When Kilcoo lost out to all-conquering Corofin in the All-Ireland club football final back in January, the Down and Ulster champions sought solace in a familiar sporting refrain - 'There's always next year'.
The only problem is there is no 'next year' this time round as both the Ulster and All-Ireland club championships have been ruled out because of time constraints resulting from the Covid-19 epidemic.
And the disappointment sparked by this turn of events has grown more acute following what is generally felt to be the best series of county championships in Ulster for some considerable time.
Kilcoo assistant manager Conleith Gilligan was a member of the Ballinderry Shamrocks side that caused a major upset in the 2002 All-Ireland club final when they pulled the rug from under the feet of hot favourites Nemo Rangers, the Cork and Munster champions, at Semple Stadium, Thurles.
Since then, Gilligan's appreciation of what he sees as the value and credibility of the both the provincial and All-Ireland club championships has been enhanced.
"I think it is a great pity that the champion teams from the various counties in this part of the world won't get the opportunity to participate in the Ulster club championship," he says.
"I firmly believe it is a great competition as it affords teams the chance to test themselves against other sides of real quality and maybe reach the All-Ireland series. I feel that the overall standard here this year has been exceptionally high and this could have made for a smashing provincial series."
Corofin made it three All-Ireland club titles on the trot by getting the better of Kilcoo, who were playing in the competition for the first time, at the start of this year.
"I think the experience we gained in the competition would have stood to us this time round but you have to say that we were aware success at county level was the most clubs could hope for this year," concedes Gilligan.
In the past two decades, the All-Ireland club title has landed in Ulster on five occasions with Crossmaglen Rangers (3), Ballinderry and St Gall's doing the honours.
With just the Cavan, Donegal and Derry finals to be played in Ulster, the curtain will come down shortly on what has been an electrifying club championship, the consistently high-octane action providing watching county team bosses with considerable food for thought.
Derry manager Rory Gallagher was a key member of the hugely successful 2010 St Gall's side while Lenny Harbinson, the current Antrim boss, was in charge of St Gall's.
Gilligan is adamant that the experience which players gain on the All-Ireland club stage can help cement their careers.
"There is no doubt that they can derive great benefits from this," he adds.
"It's only by rubbing shoulders with the best teams that Ulster sides can become better.
"I suppose we must content ourselves by repeating that there's always next year!"
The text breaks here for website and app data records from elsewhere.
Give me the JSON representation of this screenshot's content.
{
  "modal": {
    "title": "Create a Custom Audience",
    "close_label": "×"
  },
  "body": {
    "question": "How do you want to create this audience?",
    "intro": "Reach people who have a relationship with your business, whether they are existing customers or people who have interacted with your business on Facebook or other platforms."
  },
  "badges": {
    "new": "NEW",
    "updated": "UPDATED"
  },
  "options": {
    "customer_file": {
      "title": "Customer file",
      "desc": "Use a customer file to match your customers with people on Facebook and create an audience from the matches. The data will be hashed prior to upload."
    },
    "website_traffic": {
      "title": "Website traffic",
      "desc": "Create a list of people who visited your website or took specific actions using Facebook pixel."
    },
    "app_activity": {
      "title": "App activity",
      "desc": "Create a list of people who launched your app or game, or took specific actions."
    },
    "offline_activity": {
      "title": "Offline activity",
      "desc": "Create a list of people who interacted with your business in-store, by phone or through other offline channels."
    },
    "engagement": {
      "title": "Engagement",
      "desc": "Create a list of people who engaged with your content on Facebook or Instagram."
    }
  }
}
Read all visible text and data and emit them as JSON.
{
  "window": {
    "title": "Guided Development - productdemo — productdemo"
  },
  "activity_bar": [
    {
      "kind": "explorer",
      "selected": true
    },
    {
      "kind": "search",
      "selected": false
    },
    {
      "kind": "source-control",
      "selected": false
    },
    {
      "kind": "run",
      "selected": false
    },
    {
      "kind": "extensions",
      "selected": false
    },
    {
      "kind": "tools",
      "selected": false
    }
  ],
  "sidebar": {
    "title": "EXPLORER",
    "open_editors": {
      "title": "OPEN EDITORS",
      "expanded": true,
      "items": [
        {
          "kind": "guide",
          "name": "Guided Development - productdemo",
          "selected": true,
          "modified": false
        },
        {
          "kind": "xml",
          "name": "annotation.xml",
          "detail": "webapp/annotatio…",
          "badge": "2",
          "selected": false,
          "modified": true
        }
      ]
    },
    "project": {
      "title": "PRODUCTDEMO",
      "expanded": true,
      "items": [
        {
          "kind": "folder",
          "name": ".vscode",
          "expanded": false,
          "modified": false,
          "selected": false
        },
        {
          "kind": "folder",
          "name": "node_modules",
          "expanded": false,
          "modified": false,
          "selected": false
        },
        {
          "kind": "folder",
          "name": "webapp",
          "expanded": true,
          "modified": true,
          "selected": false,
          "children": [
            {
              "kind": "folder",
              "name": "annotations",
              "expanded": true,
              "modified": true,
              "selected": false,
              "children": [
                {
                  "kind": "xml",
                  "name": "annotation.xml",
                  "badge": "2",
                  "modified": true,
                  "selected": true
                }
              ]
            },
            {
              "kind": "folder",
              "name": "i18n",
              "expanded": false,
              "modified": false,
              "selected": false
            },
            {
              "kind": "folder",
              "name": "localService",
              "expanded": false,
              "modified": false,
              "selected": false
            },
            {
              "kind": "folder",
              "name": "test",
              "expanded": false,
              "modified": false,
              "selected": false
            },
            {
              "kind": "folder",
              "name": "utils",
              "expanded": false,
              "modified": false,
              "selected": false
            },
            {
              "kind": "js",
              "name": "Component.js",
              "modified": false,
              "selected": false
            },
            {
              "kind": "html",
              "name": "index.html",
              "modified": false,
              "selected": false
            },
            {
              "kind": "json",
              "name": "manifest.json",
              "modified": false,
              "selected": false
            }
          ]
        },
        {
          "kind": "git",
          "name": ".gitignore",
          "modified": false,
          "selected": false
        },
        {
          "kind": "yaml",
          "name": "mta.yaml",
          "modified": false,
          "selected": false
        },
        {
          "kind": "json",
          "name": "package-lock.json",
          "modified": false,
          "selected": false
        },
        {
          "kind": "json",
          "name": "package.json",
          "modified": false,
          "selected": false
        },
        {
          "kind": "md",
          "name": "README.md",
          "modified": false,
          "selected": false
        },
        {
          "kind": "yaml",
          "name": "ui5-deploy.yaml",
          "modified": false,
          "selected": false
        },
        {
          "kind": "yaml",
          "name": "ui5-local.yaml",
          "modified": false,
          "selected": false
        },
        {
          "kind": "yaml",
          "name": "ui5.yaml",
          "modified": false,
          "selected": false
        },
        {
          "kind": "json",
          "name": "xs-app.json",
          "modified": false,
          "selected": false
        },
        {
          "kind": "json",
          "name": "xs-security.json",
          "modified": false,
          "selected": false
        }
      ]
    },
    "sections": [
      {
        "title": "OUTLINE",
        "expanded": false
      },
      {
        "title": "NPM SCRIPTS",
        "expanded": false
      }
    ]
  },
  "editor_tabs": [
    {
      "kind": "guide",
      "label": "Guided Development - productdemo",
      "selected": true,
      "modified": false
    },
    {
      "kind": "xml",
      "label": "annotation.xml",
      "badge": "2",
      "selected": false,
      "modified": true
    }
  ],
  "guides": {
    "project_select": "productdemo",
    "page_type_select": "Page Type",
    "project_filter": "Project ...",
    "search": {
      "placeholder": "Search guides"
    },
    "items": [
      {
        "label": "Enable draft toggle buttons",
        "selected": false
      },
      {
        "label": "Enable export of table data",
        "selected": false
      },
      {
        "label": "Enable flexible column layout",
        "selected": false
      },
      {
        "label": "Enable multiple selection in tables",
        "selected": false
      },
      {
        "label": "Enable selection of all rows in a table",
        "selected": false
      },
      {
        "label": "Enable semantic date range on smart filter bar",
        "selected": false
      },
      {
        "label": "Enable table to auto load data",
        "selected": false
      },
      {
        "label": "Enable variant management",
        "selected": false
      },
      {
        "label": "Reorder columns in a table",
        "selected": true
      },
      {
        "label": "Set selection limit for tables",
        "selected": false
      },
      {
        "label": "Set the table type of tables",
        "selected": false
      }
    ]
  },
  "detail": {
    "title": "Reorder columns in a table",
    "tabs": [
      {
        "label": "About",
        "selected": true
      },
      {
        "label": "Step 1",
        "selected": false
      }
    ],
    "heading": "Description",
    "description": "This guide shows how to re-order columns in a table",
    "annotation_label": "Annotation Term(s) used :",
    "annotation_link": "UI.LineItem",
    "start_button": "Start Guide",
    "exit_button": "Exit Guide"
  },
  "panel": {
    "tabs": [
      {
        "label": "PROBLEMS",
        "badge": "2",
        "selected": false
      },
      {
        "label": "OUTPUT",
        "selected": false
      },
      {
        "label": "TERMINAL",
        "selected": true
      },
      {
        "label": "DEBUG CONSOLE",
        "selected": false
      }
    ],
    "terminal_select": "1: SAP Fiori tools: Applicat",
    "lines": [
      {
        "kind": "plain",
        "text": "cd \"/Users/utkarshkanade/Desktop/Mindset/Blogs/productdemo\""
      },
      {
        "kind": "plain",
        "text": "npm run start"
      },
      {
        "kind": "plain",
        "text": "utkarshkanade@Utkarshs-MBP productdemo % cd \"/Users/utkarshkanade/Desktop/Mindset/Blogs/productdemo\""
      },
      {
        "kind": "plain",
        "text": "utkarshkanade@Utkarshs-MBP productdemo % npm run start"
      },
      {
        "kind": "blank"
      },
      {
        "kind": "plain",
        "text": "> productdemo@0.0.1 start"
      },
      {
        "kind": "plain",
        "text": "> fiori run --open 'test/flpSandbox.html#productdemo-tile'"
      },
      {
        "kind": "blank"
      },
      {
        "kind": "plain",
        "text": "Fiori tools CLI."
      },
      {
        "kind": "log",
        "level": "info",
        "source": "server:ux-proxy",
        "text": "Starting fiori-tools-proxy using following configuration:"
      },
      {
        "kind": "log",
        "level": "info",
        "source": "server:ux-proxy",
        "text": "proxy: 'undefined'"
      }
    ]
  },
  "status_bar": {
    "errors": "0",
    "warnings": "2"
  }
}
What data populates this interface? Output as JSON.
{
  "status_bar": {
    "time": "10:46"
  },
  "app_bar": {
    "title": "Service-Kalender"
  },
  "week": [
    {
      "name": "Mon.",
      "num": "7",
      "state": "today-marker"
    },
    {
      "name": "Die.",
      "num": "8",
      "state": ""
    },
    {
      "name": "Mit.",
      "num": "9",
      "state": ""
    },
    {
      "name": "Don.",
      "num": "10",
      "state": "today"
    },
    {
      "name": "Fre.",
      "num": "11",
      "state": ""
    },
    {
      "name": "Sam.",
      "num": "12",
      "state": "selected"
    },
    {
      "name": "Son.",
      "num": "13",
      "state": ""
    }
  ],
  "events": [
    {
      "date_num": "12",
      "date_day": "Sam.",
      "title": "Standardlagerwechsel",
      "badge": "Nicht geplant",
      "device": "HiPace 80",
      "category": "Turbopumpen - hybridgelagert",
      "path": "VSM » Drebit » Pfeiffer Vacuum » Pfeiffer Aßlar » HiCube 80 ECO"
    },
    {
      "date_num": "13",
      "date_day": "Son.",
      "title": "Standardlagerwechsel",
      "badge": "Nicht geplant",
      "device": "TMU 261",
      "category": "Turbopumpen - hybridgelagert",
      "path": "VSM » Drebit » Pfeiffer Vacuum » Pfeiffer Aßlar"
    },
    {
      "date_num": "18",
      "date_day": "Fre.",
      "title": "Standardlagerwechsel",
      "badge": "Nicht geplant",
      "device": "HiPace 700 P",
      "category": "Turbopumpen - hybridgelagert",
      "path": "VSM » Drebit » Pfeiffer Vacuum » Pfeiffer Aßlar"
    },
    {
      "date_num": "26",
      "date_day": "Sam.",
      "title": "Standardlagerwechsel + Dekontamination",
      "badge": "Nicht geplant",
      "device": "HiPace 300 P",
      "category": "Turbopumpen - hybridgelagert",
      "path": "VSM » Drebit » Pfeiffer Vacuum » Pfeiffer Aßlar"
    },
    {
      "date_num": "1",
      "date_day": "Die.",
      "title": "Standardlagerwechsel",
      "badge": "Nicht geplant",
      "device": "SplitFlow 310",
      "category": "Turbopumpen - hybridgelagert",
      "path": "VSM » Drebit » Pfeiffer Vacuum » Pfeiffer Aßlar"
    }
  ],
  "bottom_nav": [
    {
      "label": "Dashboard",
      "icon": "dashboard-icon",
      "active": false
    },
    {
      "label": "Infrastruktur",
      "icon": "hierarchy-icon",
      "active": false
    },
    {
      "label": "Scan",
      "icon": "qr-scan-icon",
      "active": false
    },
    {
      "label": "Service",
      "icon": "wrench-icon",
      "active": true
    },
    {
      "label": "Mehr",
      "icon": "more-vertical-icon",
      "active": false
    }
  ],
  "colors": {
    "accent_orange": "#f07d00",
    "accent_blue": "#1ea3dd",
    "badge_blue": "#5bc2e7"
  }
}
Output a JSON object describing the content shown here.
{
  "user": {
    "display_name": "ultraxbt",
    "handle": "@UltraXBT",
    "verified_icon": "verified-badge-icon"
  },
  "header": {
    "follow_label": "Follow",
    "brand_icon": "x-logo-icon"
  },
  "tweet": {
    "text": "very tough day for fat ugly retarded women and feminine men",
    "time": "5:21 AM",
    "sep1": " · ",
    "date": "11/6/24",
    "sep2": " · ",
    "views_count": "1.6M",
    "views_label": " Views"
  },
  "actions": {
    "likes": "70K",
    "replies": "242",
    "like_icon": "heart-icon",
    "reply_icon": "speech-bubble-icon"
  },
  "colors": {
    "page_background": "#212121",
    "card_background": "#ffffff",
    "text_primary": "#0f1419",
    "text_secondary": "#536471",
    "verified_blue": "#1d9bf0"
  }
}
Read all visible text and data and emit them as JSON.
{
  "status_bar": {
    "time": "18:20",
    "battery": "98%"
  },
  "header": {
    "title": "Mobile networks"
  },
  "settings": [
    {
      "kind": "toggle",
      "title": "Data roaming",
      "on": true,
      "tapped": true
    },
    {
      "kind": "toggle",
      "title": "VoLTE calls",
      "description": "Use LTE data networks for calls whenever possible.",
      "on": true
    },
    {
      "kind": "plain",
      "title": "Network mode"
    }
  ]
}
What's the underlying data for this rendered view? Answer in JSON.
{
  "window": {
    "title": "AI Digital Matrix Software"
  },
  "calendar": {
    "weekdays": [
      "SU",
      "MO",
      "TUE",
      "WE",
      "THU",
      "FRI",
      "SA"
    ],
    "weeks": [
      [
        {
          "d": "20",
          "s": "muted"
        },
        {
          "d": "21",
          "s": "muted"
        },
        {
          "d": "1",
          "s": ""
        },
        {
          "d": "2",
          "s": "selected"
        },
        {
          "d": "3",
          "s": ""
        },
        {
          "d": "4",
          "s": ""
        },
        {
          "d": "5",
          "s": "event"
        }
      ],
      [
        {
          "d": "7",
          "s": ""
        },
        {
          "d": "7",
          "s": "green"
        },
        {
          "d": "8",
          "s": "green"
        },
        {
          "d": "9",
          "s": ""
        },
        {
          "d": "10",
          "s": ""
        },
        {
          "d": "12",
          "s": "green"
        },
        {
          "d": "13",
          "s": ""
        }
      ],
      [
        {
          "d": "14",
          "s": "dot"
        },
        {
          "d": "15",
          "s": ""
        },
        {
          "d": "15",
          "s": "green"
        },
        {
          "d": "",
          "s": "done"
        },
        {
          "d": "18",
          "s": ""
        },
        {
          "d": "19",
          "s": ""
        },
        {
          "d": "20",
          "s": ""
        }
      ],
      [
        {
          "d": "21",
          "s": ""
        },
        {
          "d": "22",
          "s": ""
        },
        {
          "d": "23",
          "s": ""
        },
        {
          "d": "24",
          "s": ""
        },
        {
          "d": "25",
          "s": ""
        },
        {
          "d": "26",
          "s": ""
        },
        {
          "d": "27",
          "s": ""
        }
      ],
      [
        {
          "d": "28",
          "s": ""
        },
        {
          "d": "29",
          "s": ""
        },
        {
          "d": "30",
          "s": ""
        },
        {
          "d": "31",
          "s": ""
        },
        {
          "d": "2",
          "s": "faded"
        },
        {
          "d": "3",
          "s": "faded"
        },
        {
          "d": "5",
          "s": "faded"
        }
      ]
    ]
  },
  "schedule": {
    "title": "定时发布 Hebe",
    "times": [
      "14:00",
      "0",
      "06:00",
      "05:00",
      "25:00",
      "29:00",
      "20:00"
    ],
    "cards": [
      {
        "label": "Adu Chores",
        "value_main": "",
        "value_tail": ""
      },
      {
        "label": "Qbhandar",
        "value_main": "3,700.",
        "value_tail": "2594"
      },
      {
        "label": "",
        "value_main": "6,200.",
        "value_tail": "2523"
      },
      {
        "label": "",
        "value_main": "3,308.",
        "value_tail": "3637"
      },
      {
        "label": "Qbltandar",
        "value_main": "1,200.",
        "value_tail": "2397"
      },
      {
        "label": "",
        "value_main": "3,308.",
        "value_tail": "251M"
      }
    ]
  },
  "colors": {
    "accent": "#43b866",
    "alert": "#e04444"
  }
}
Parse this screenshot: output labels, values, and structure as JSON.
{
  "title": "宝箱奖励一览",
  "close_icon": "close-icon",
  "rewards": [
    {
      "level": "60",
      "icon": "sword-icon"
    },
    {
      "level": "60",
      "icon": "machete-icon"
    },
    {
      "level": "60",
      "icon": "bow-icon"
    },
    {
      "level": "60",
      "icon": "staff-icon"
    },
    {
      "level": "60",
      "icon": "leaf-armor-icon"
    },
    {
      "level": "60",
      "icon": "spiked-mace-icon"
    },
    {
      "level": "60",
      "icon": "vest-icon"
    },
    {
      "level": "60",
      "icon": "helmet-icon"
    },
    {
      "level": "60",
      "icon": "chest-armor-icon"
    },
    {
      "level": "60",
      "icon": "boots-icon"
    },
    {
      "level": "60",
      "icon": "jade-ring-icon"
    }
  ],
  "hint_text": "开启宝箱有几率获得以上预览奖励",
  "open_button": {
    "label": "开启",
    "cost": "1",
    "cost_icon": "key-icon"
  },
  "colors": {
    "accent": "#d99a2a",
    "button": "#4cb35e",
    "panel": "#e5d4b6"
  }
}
Any faint ray of hope there might have been for the provincial competition was clinically quashed by Croke Park Head of Games, Feargal McGill.
"It's not going to happen," he insisted.
"We're operating on the basis that the inter-county championship will go ahead and if it doesn't, the reasons that will prevent it from taking place are going to be the same reasons that club championships can't either."